By Ella Bryant
Imagine you’re on your way to a class, briefly walking in the halls. You soon hear something about a test. “Huh,” you wonder, “what’s this test everyone’s talking about?” Soon, you’re in class. You hear the same whispers. “Is there a test tomorrow?”, you eventually ask the teacher, in curiosity. “Yes, the PSAT” they respond. You’re in shock. You didn’t hear about the test until just now.
Why didn’t you know? Well, one may turn to Harvest’s communication situation.
It’s not a new idea that Harvest has more than a little problem with its communication. Multiple students have called it inconsistent, and like transfer student Delvin, used profanity when talking about it. “It sucks a**” he said when asked how he felt about communication at Harvest.

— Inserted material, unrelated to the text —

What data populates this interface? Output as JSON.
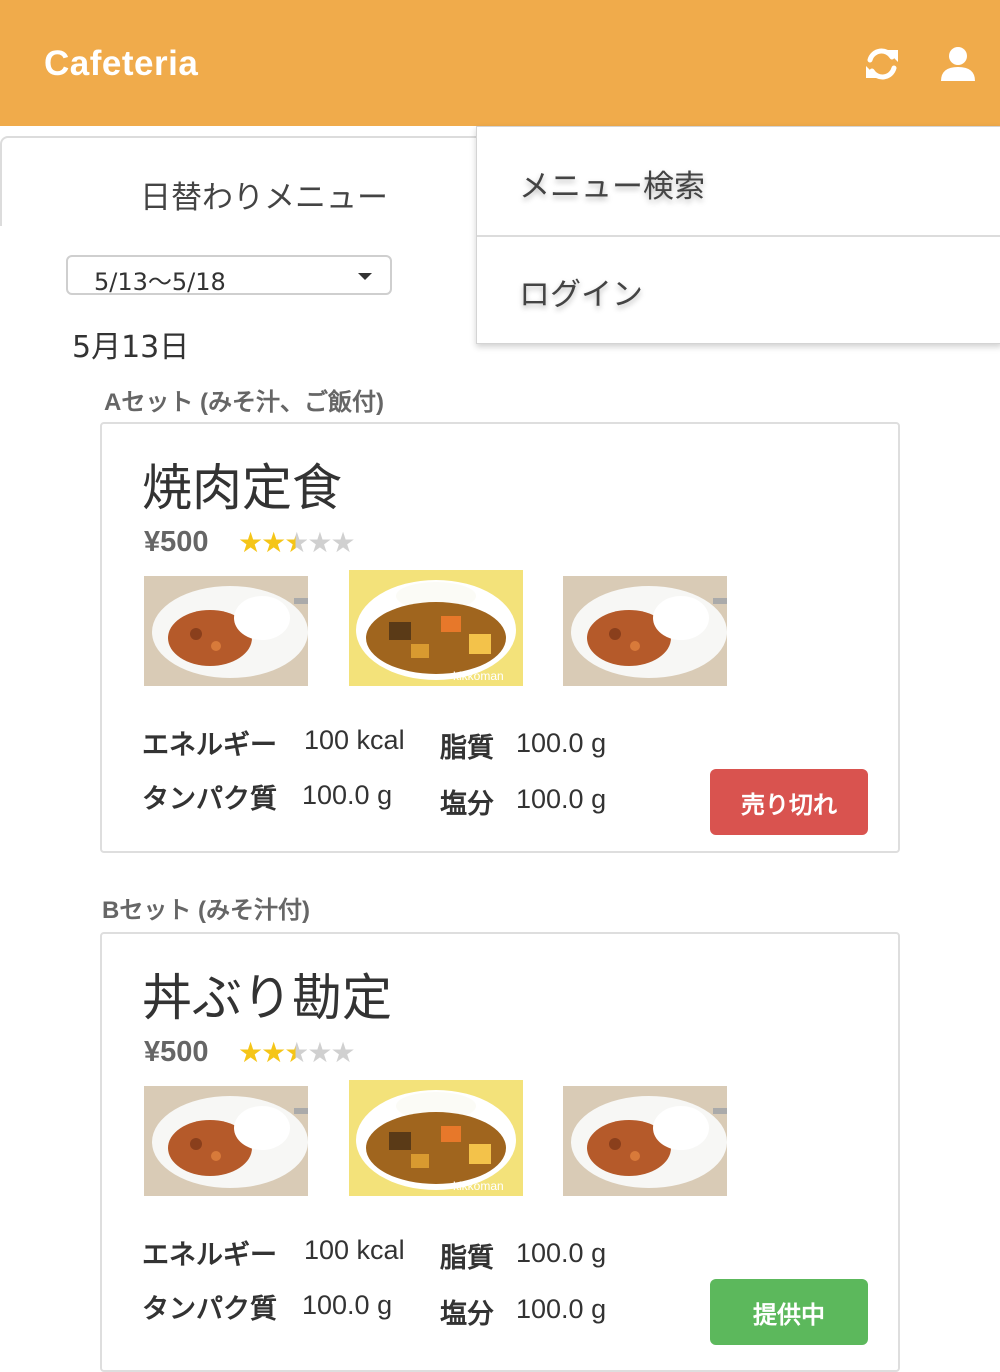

My feelings with communication are, just like many other students, mostly negative. I came from a very organized middle school, so the impression I got regarding communication was very poor when I became a student at Harvest. Granted, many social events are coordinated with a lot of effort. Students have proved that they are more than capable of planning and executing events like the two Solidarity Luncheons, the Human Rights Conference, and the Coffee House. Soon, we can expect the Talent Show and the Fashion Show to close out the year.
The main issue with communication is on the academic side. Lesedi, a 9th grader, explained the difference between social and academic communication well, stating, “Some things are good, like the Solidarity Lunch, while some are not as good, like parent-teacher conferences and advisory.”
It seems a little ridiculous, in terms of responsibility, that social events are better coordinated at an academic institution. If advisory and parent-teacher conferences, or otherwise known as “student-led” conferences, are worse planned than a dance, what does that say about our school?
Does that mean our school cares more about a dance than learning? Does that mean that students are effectively more organized than adults?
You can answer those for yourself, but it’s clear Harvest doesn’t do a good job with communication. Jason, a 10th grader, explained his frustrations with Harvest communication.
He stated that his mother knew more than him about the school’s events. When I asked for an example, he told me, “Like two days ago I came home and my mom said she got an email that the PSATs are next week and my response was ‘what?’ because I hadn’t heard a single thing about the PSAT.”
The PSAT is a major academic assessment, which can determine scholarships, so not being aware of it is a total shock to the system. Sure, you can play devil’s advocate: maybe Jason didn’t listen, maybe he wasn’t paying attention. That could all be true, but through the students I interviewed, all of the 10th graders stated that they had similar situations with not knowing vital information.
We need to make it a priority to improve Harvest’s academic communication, because students shouldn’t be more organized than our teachers and administrators.
Ella Bryant is a new contributor to the Harvest Tribune publishing team. Soon to be a part of upper-house, she makes her debut with a critical op-ed piece on communication practices at Harvest.